Building a Self-Learning Model in Python: A Step-by-Step Guide

Aditya Mangal
3 min readMar 26, 2024


In the realm of artificial intelligence and machine learning, self-learning models represent a fascinating concept. These models can improve themselves over time without explicit human intervention. In this tutorial, we will explore how to build a basic self-learning model in Python using simple techniques and libraries.

What is a Self-Learning Model? A self-learning model, also known as a self-improving model, is a type of machine-learning model that can automatically adapt and improve its performance over time based on the feedback it receives from its environment or data.

Key Components:

  1. Data Collection: Collecting relevant data is the first step in building a self-learning model. The data serves as the input that the model will learn from.
  2. Training: Training the model involves feeding the data into the model and adjusting its parameters to minimize errors and improve performance.
  3. Feedback Loop: A crucial aspect of self-learning models is the feedback loop. The model continuously receives feedback based on its performance and adjusts itself accordingly.

Example: Building a Self-Learning Model for Sentiment Analysis

In this example, we will build a simple self-learning model for sentiment analysis using Python. The model will analyze text data and classify it as either positive or negative sentiment.

Step 1: Data Collection For this example, we will use a dataset of movie reviews that are labeled with sentiment (positive or negative).

import pandas as pd

# Load the dataset
data = pd.read_csv('movie_reviews.csv')

# Display the first few rows of the dataset

Step 2: Training We will use the Natural Language Toolkit (NLTK) library in Python to preprocess the text data and train a basic sentiment analysis model.

from nltk.tokenize import word_tokenize
from nltk.corpus import stopwords
from nltk.stem import WordNetLemmatizer
from sklearn.feature_extraction.text import TfidfVectorizer
from sklearn.model_selection import train_test_split
from sklearn.svm import SVC

# Preprocessing the text data
lemmatizer = WordNetLemmatizer()
stop_words = set(stopwords.words('english'))
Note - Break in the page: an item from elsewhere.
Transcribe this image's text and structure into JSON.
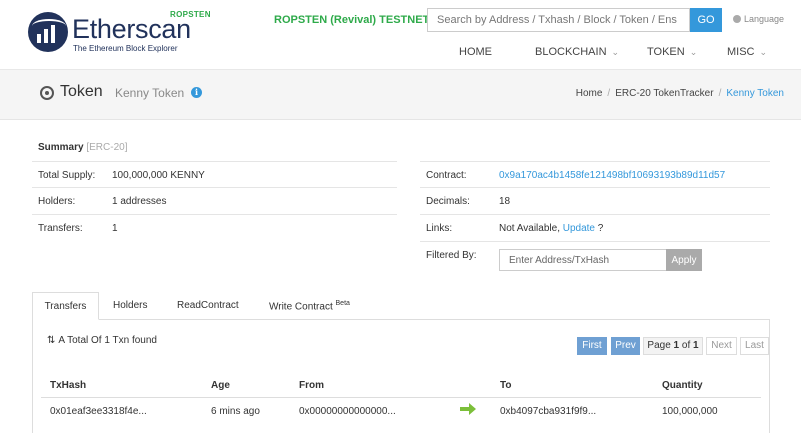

def preprocess_text(text):
tokens = word_tokenize(text.lower())
tokens = [lemmatizer.lemmatize(token) for token in tokens if token.isalnum()]
tokens = [token for token in tokens if token not in stop_words]
return ' '.join(tokens)

data['clean_text'] = data['text'].apply(preprocess_text)

# Splitting the dataset into training and testing sets
X_train, X_test, y_train, y_test = train_test_split(data['clean_text'], data['sentiment'], test_size=0.2, random_state=42)

# Vectorizing the text data
tfidf_vectorizer = TfidfVectorizer(max_features=1000)
X_train_tfidf = tfidf_vectorizer.fit_transform(X_train)
X_test_tfidf = tfidf_vectorizer.transform(X_test)

# Training the sentiment analysis model
svm_model = SVC(kernel='linear'), y_train)

# Evaluating the model
accuracy = svm_model.score(X_test_tfidf, y_test)
print('Model Accuracy:', accuracy)

Step 3: Feedback Loop To simulate the feedback loop in our self-learning model, we will use user feedback to update the model’s predictions.

def get_user_feedback(text):
feedback = input(f"Is the sentiment of '{text}' correct? (yes/no): ")
return feedback.lower() == 'yes'

# Simulate user feedback
for idx, text in enumerate(X_test):
prediction = svm_model.predict(X_test_tfidf[idx])
if get_user_feedback(text) == 'no':
corrected_sentiment = input("Enter the correct sentiment (positive/negative): ")
y_test[idx] = corrected_sentiment

# Retrain the model with updated feedback, y_test)

# Evaluate the updated model
updated_accuracy = svm_model.score(X_test_tfidf, y_test)
print('Updated Model Accuracy:', updated_accuracy)

In this tutorial, we have explored the concept of self-learning models and demonstrated how to build a basic self-learning model for sentiment analysis using Python. By continuously collecting feedback and updating the model, self-learning models have the potential to adapt and improve their performance over time, making them a powerful tool in the field of machine learning. Experiment with different datasets and techniques to further enhance the capabilities of your self-learning models.



Aditya Mangal

My Personal Quote to overcome problems and remove dependencies - "It's not the car, it's the driver who win the race".